Fiji has tremendous potential to fulfil that promise. It would of course need to balance its short-term needs with its long-term vision. It can ill afford to do things in the near-term that may damage this long-term potential. The Pacific region is getting competitive with countries like Papua New Guinea and New Caledonia vying strongly for Foreign Direct Investments. Therefore Fiji needs to be closely watching what is helping its business sector and what is hurting it. Fiji’s advantage over its neighbouring Pacific Island Countries is its manufacturing sector – it needs to bolster that even more.

<em>PP: What are some of the other sectors that hold promise for exports?</em>

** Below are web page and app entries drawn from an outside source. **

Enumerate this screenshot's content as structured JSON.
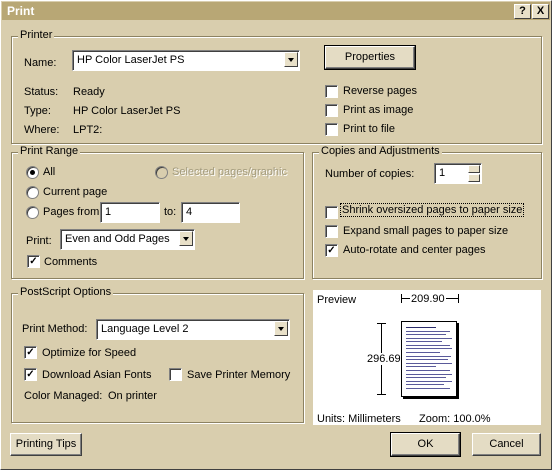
{
  "window": {
    "title": "Print",
    "help_btn": "?",
    "close_btn": "X"
  },
  "printer": {
    "group_title": "Printer",
    "name_label": "Name:",
    "name_value": "HP Color LaserJet PS",
    "properties_label": "Properties",
    "status_label": "Status:",
    "status_value": "Ready",
    "type_label": "Type:",
    "type_value": "HP Color LaserJet PS",
    "where_label": "Where:",
    "where_value": "LPT2:",
    "reverse_pages": "Reverse pages",
    "print_as_image": "Print as image",
    "print_to_file": "Print to file"
  },
  "print_range": {
    "group_title": "Print Range",
    "all_label": "All",
    "current_page_label": "Current page",
    "pages_from_label": "Pages from:",
    "from_value": "1",
    "to_label": "to:",
    "to_value": "4",
    "selected_label": "Selected pages/graphic",
    "print_label": "Print:",
    "print_value": "Even and Odd Pages",
    "comments_label": "Comments"
  },
  "copies": {
    "group_title": "Copies and Adjustments",
    "number_label": "Number of copies:",
    "number_value": "1",
    "shrink_label": "Shrink oversized pages to paper size",
    "expand_label": "Expand small pages to paper size",
    "autorotate_label": "Auto-rotate and center pages"
  },
  "postscript": {
    "group_title": "PostScript Options",
    "method_label": "Print Method:",
    "method_value": "Language Level 2",
    "optimize_label": "Optimize for Speed",
    "download_fonts_label": "Download Asian Fonts",
    "save_memory_label": "Save Printer Memory",
    "color_managed_label": "Color Managed:",
    "color_managed_value": "On printer"
  },
  "preview": {
    "title": "Preview",
    "width_value": "209.90",
    "height_value": "296.69",
    "units_label": "Units: Millimeters",
    "zoom_label": "Zoom: 100.0%"
  },
  "buttons": {
    "tips": "Printing Tips",
    "ok": "OK",
    "cancel": "Cancel"
  }
}
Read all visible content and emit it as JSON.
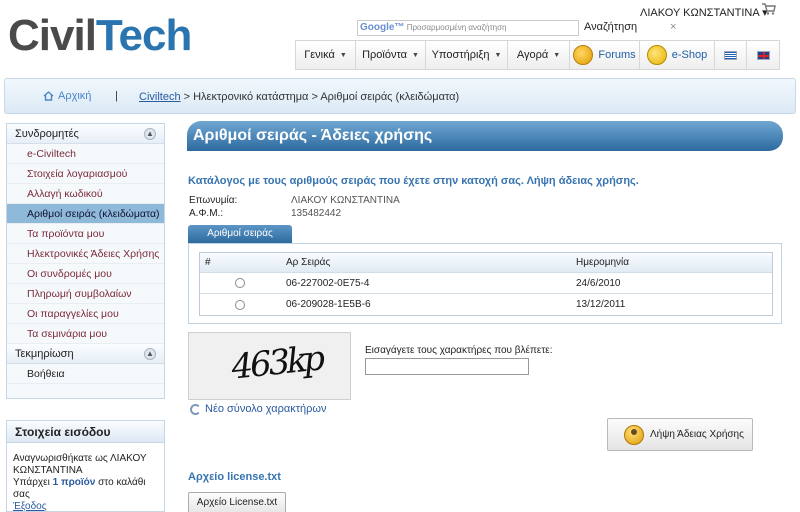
{
  "header": {
    "logo_text_a": "Civil",
    "logo_text_b": "Tech",
    "user_name": "ΛΙΑΚΟΥ ΚΩΝΣΤΑΝΤΙΝΑ ▾",
    "search": {
      "brand": "Google™",
      "placeholder": "Προσαρμοσμένη αναζήτηση",
      "button": "Αναζήτηση",
      "close": "×"
    }
  },
  "nav": {
    "items": [
      {
        "label": "Γενικά",
        "caret": "▼"
      },
      {
        "label": "Προϊόντα",
        "caret": "▼"
      },
      {
        "label": "Υποστήριξη",
        "caret": "▼"
      },
      {
        "label": "Αγορά",
        "caret": "▼"
      },
      {
        "label": "Forums",
        "icon": "forums-icon"
      },
      {
        "label": "e-Shop",
        "icon": "shop-icon"
      }
    ],
    "flags": [
      "greek-flag-icon",
      "uk-flag-icon"
    ]
  },
  "breadcrumb": {
    "home": "Αρχική",
    "separator": "|",
    "root_link": "Civiltech",
    "rest": " > Ηλεκτρονικό κατάστημα > Αριθμοί σειράς (κλειδώματα)"
  },
  "sidebar": {
    "section1": "Συνδρομητές",
    "items": [
      {
        "label": "e-Civiltech"
      },
      {
        "label": "Στοιχεία λογαριασμού"
      },
      {
        "label": "Αλλαγή κωδικού"
      },
      {
        "label": "Αριθμοί σειράς (κλειδώματα)",
        "active": true
      },
      {
        "label": "Τα προϊόντα μου"
      },
      {
        "label": "Ηλεκτρονικές Άδειες Χρήσης"
      },
      {
        "label": "Οι συνδρομές μου"
      },
      {
        "label": "Πληρωμή συμβολαίων"
      },
      {
        "label": "Οι παραγγελίες μου"
      },
      {
        "label": "Τα σεμινάρια μου"
      }
    ],
    "section2": "Τεκμηρίωση",
    "section2_items": [
      {
        "label": "Βοήθεια"
      }
    ]
  },
  "login": {
    "title": "Στοιχεία εισόδου",
    "line1": "Αναγνωρισθήκατε ως ΛΙΑΚΟΥ ΚΩΝΣΤΑΝΤΙΝΑ",
    "line2_a": "Υπάρχει ",
    "line2_b": "1 προϊόν",
    "line2_c": " στο καλάθι σας",
    "logout": "Έξοδος"
  },
  "main": {
    "title": "Αριθμοί σειράς - Άδειες χρήσης",
    "subtitle": "Κατάλογος με τους αριθμούς σειράς που έχετε στην κατοχή σας. Λήψη άδειας χρήσης.",
    "info": [
      {
        "key": "Επωνυμία:",
        "value": "ΛΙΑΚΟΥ ΚΩΝΣΤΑΝΤΙΝΑ"
      },
      {
        "key": "Α.Φ.Μ.:",
        "value": "135482442"
      }
    ],
    "tab": "Αριθμοί σειράς",
    "table": {
      "headers": [
        "#",
        "Αρ Σειράς",
        "Ημερομηνία"
      ],
      "rows": [
        {
          "serial": "06-227002-0E75-4",
          "date": "24/6/2010"
        },
        {
          "serial": "06-209028-1E5B-6",
          "date": "13/12/2011"
        }
      ]
    },
    "captcha": {
      "image_text": "463kp",
      "label": "Εισαγάγετε τους χαρακτήρες που βλέπετε:",
      "value": "",
      "new_set": "Νέο σύνολο χαρακτήρων"
    },
    "license_button": "Λήψη Άδειας Χρήσης",
    "file_title": "Αρχείο license.txt",
    "file_button": "Αρχείο License.txt"
  }
}
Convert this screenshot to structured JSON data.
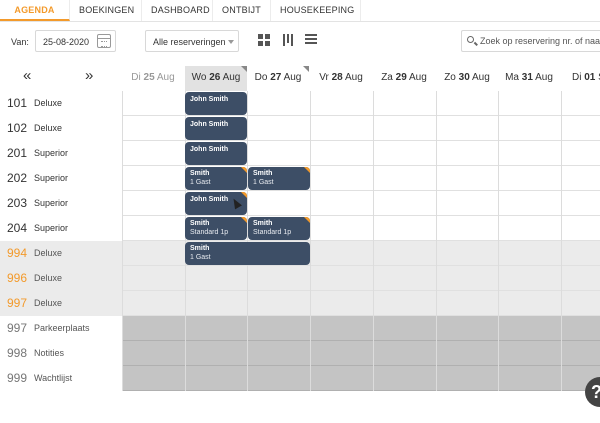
{
  "tabs": [
    {
      "label": "AGENDA",
      "active": true
    },
    {
      "label": "BOEKINGEN",
      "active": false
    },
    {
      "label": "DASHBOARD",
      "active": false
    },
    {
      "label": "ONTBIJT",
      "active": false
    },
    {
      "label": "HOUSEKEEPING",
      "active": false
    }
  ],
  "toolbar": {
    "van_label": "Van:",
    "date_value": "25-08-2020",
    "filter_value": "Alle reserveringen",
    "search_placeholder": "Zoek op reservering nr. of naam"
  },
  "nav": {
    "prev": "«",
    "next": "»"
  },
  "days": [
    {
      "dow": "Di",
      "day": "25",
      "month": "Aug",
      "state": "past"
    },
    {
      "dow": "Wo",
      "day": "26",
      "month": "Aug",
      "state": "today"
    },
    {
      "dow": "Do",
      "day": "27",
      "month": "Aug",
      "state": "normal"
    },
    {
      "dow": "Vr",
      "day": "28",
      "month": "Aug",
      "state": "normal"
    },
    {
      "dow": "Za",
      "day": "29",
      "month": "Aug",
      "state": "weekend"
    },
    {
      "dow": "Zo",
      "day": "30",
      "month": "Aug",
      "state": "weekend"
    },
    {
      "dow": "Ma",
      "day": "31",
      "month": "Aug",
      "state": "normal"
    },
    {
      "dow": "Di",
      "day": "01",
      "month": "S",
      "state": "normal"
    }
  ],
  "rooms": [
    {
      "number": "101",
      "type": "Deluxe",
      "kind": "room"
    },
    {
      "number": "102",
      "type": "Deluxe",
      "kind": "room"
    },
    {
      "number": "201",
      "type": "Superior",
      "kind": "room"
    },
    {
      "number": "202",
      "type": "Superior",
      "kind": "room"
    },
    {
      "number": "203",
      "type": "Superior",
      "kind": "room"
    },
    {
      "number": "204",
      "type": "Superior",
      "kind": "room"
    },
    {
      "number": "994",
      "type": "Deluxe",
      "kind": "virtual"
    },
    {
      "number": "996",
      "type": "Deluxe",
      "kind": "virtual"
    },
    {
      "number": "997",
      "type": "Deluxe",
      "kind": "virtual"
    },
    {
      "number": "997",
      "type": "Parkeerplaats",
      "kind": "extra"
    },
    {
      "number": "998",
      "type": "Notities",
      "kind": "extra"
    },
    {
      "number": "999",
      "type": "Wachtlijst",
      "kind": "extra"
    }
  ],
  "bookings": [
    {
      "name": "John Smith",
      "sub": "",
      "flag": false
    },
    {
      "name": "John Smith",
      "sub": "",
      "flag": false
    },
    {
      "name": "John Smith",
      "sub": "",
      "flag": false
    },
    {
      "name": "Smith",
      "sub": "1 Gast",
      "flag": true
    },
    {
      "name": "Smith",
      "sub": "1 Gast",
      "flag": true
    },
    {
      "name": "John Smith",
      "sub": "",
      "flag": true
    },
    {
      "name": "Smith",
      "sub": "Standard 1p",
      "flag": true
    },
    {
      "name": "Smith",
      "sub": "Standard 1p",
      "flag": true
    },
    {
      "name": "Smith",
      "sub": "1 Gast",
      "flag": false
    }
  ],
  "help": {
    "label": "?"
  },
  "colors": {
    "accent": "#f39a2b",
    "booking": "#3d4e66",
    "today": "#e2e2e2"
  }
}
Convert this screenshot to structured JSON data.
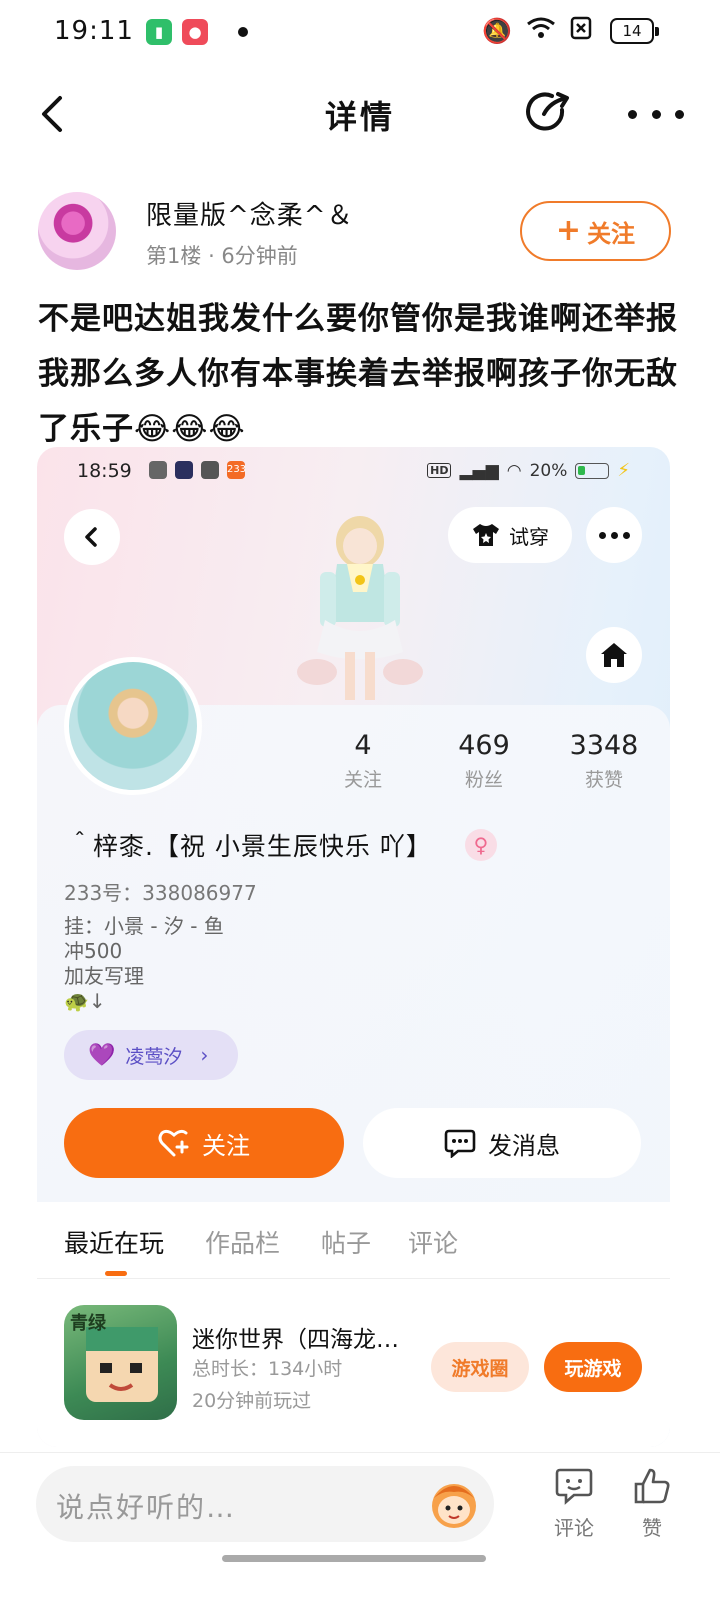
{
  "status_bar": {
    "time": "19:11",
    "battery": "14"
  },
  "header": {
    "title": "详情"
  },
  "post": {
    "author_name": "限量版^念柔^＆",
    "floor": "第1楼",
    "time_ago": "6分钟前",
    "follow_label": "关注",
    "text": "不是吧达姐我发什么要你管你是我谁啊还举报我那么多人你有本事挨着去举报啊孩子你无敌了乐子😂😂😂"
  },
  "screenshot": {
    "status_time": "18:59",
    "status_battery": "20%",
    "try_on_label": "试穿",
    "stats": [
      {
        "num": "4",
        "label": "关注"
      },
      {
        "num": "469",
        "label": "粉丝"
      },
      {
        "num": "3348",
        "label": "获赞"
      }
    ],
    "profile_name": "＾梓桼.【祝 小景生辰快乐 吖】",
    "id_line": "233号：338086977",
    "bio_lines": [
      "挂：小景 - 汐 - 鱼",
      "冲500",
      "加友写理",
      "🐢↓"
    ],
    "bond_name": "凌莺汐",
    "follow_label": "关注",
    "message_label": "发消息",
    "tabs": [
      "最近在玩",
      "作品栏",
      "帖子",
      "评论"
    ],
    "game": {
      "title": "迷你世界（四海龙…",
      "duration": "总时长：134小时",
      "last_played": "20分钟前玩过",
      "circle_label": "游戏圈",
      "play_label": "玩游戏",
      "icon_text": "青绿"
    }
  },
  "bottom_bar": {
    "placeholder": "说点好听的…",
    "comment_label": "评论",
    "like_label": "赞"
  }
}
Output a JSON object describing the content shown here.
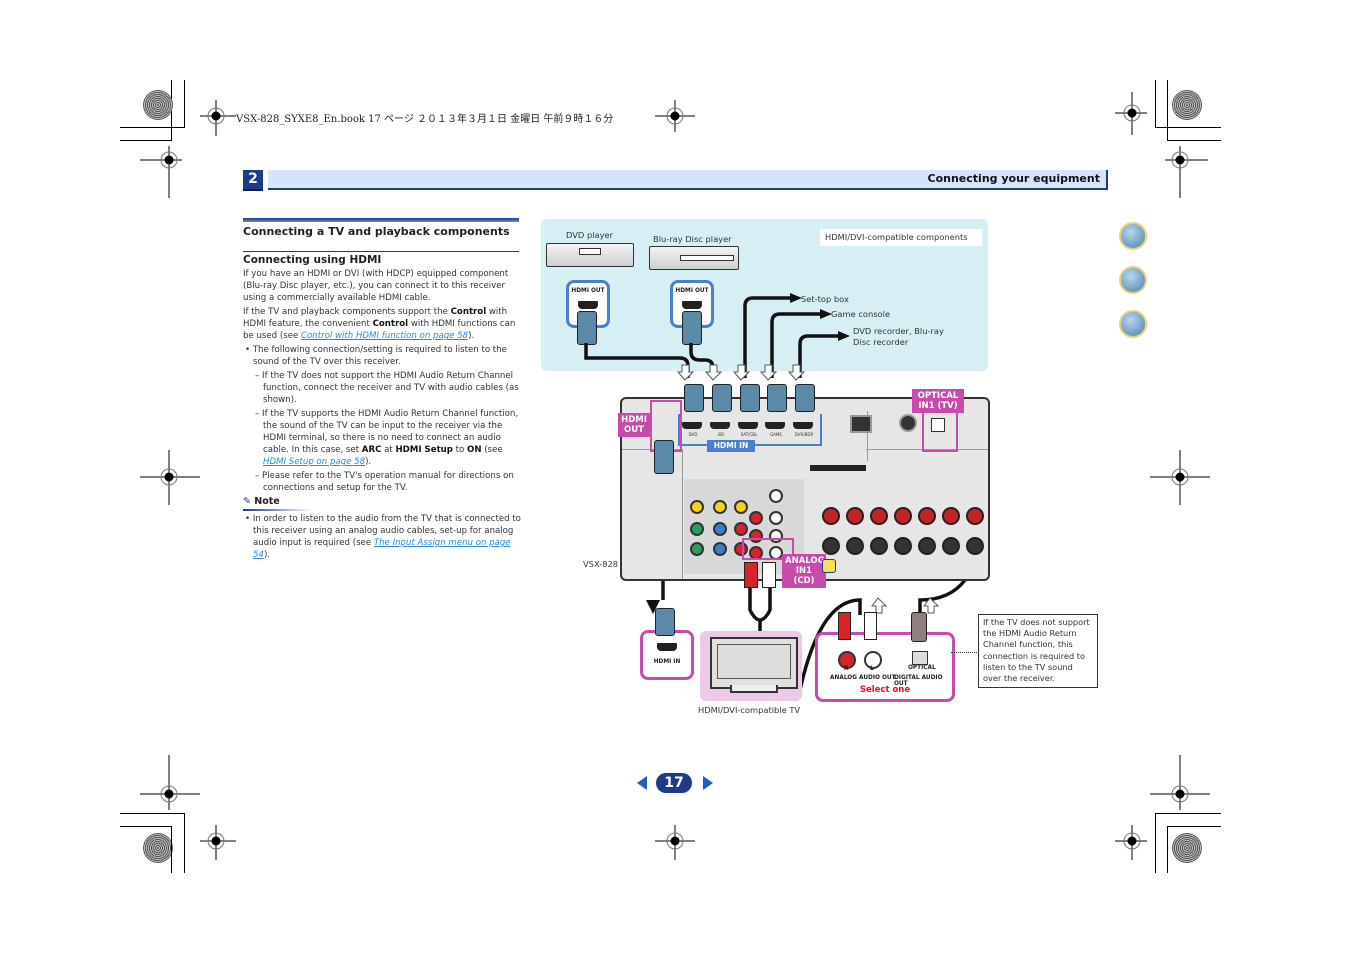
{
  "print_header": "VSX-828_SYXE8_En.book   17 ページ   ２０１３年３月１日   金曜日   午前９時１６分",
  "header": {
    "chapter_number": "2",
    "section_title": "Connecting your equipment"
  },
  "section": {
    "title": "Connecting a TV and playback components",
    "subtitle": "Connecting using HDMI"
  },
  "body": {
    "p1": "If you have an HDMI or DVI (with HDCP) equipped component (Blu-ray Disc player, etc.), you can connect it to this receiver using a commercially available HDMI cable.",
    "p2_a": "If the TV and playback components support the ",
    "p2_b1": "Control",
    "p2_c": " with HDMI feature, the convenient ",
    "p2_b2": "Control",
    "p2_d": " with HDMI functions can be used (see ",
    "p2_link": "Control with HDMI function on page 58",
    "p2_e": ").",
    "bullet1": "The following connection/setting is required to listen to the sound of the TV over this receiver.",
    "dash1": "If the TV does not support the HDMI Audio Return Channel function, connect the receiver and TV with audio cables (as shown).",
    "dash2_a": "If the TV supports the HDMI Audio Return Channel function, the sound of the TV can be input to the receiver via the HDMI terminal, so there is no need to connect an audio cable. In this case, set ",
    "dash2_arc": "ARC",
    "dash2_at": " at ",
    "dash2_setup": "HDMI Setup",
    "dash2_to": " to ",
    "dash2_on": "ON",
    "dash2_see": " (see ",
    "dash2_link": "HDMI Setup on page 58",
    "dash2_end": ").",
    "dash3": "Please refer to the TV's operation manual for directions on connections and setup for the TV."
  },
  "note": {
    "heading": "Note",
    "text_a": "In order to listen to the audio from the TV that is connected to this receiver using an analog audio cables, set-up for analog audio input is required (see ",
    "link": "The Input Assign menu on page 54",
    "text_b": ")."
  },
  "diagram": {
    "dvd_player": "DVD player",
    "bluray_player": "Blu-ray Disc player",
    "compatible_components": "HDMI/DVI-compatible components",
    "hdmi_out": "HDMI OUT",
    "set_top_box": "Set-top box",
    "game_console": "Game console",
    "dvd_recorder": "DVD recorder, Blu-ray",
    "dvd_recorder2": "Disc recorder",
    "receiver_model": "VSX-828",
    "tag_hdmi_out": "HDMI OUT",
    "tag_hdmi_in": "HDMI IN",
    "tag_optical": "OPTICAL IN1 (TV)",
    "tag_analog": "ANALOG IN1 (CD)",
    "hdmi_inputs": [
      "DVD",
      "BD",
      "SAT/CBL",
      "GAME",
      "DVR/BDR"
    ],
    "tv_hdmi_in": "HDMI IN",
    "tv_r": "R",
    "tv_l": "L",
    "analog_audio_out": "ANALOG AUDIO OUT",
    "optical": "OPTICAL",
    "digital_audio_out": "DIGITAL AUDIO OUT",
    "select_one": "Select one",
    "tv_label": "HDMI/DVI-compatible TV",
    "info_text": "If the TV does not support the HDMI Audio Return Channel function, this connection is required to listen to the TV sound over the receiver."
  },
  "side_nav": [
    {
      "icon": "book-icon"
    },
    {
      "icon": "components-icon"
    },
    {
      "icon": "faq-icon"
    }
  ],
  "pagination": {
    "page": "17",
    "prev_icon": "prev-page-icon",
    "next_icon": "next-page-icon"
  },
  "colors": {
    "brand_blue": "#1f3a8a",
    "header_bg": "#d6e4fb",
    "diagram_bg": "#d6eff5",
    "tag_magenta": "#c64bab",
    "hdmi_in_blue": "#4a7fd0",
    "select_red": "#e8101a"
  }
}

RB: Agriculture has huge potential and Fiji has the opportunity to be the food bowl of the region. It could create facilities that help convert ‘farming’ into ‘agri-enterprise’ where a person engaged in agriculture does not merely grow produce and then sell to intermediaries but has opportunity to move up the value chain by post-harvest processing, packaging, branding and marketing. This has potential to attract the younger generation back into farms. To enable this, Food Technology Parks, using Public-Private-Partnerships as a means of funding could be a way forward, with capable food technologists and marketers assisting people using these facilities. Of course, continued focus on infrastructural developments in Fiji is imperative. Highly efficient ports would also be necessary.

To be a true hub means not only trade but other socially important things as well. Therefore, working on providing best-in-region services in aspects like education, healthcare, financial services, entertainment, conference facilities, telecommunications, etc., would make Fiji an even more attractive regional hub, which in itself will bring in more investment and opportunities.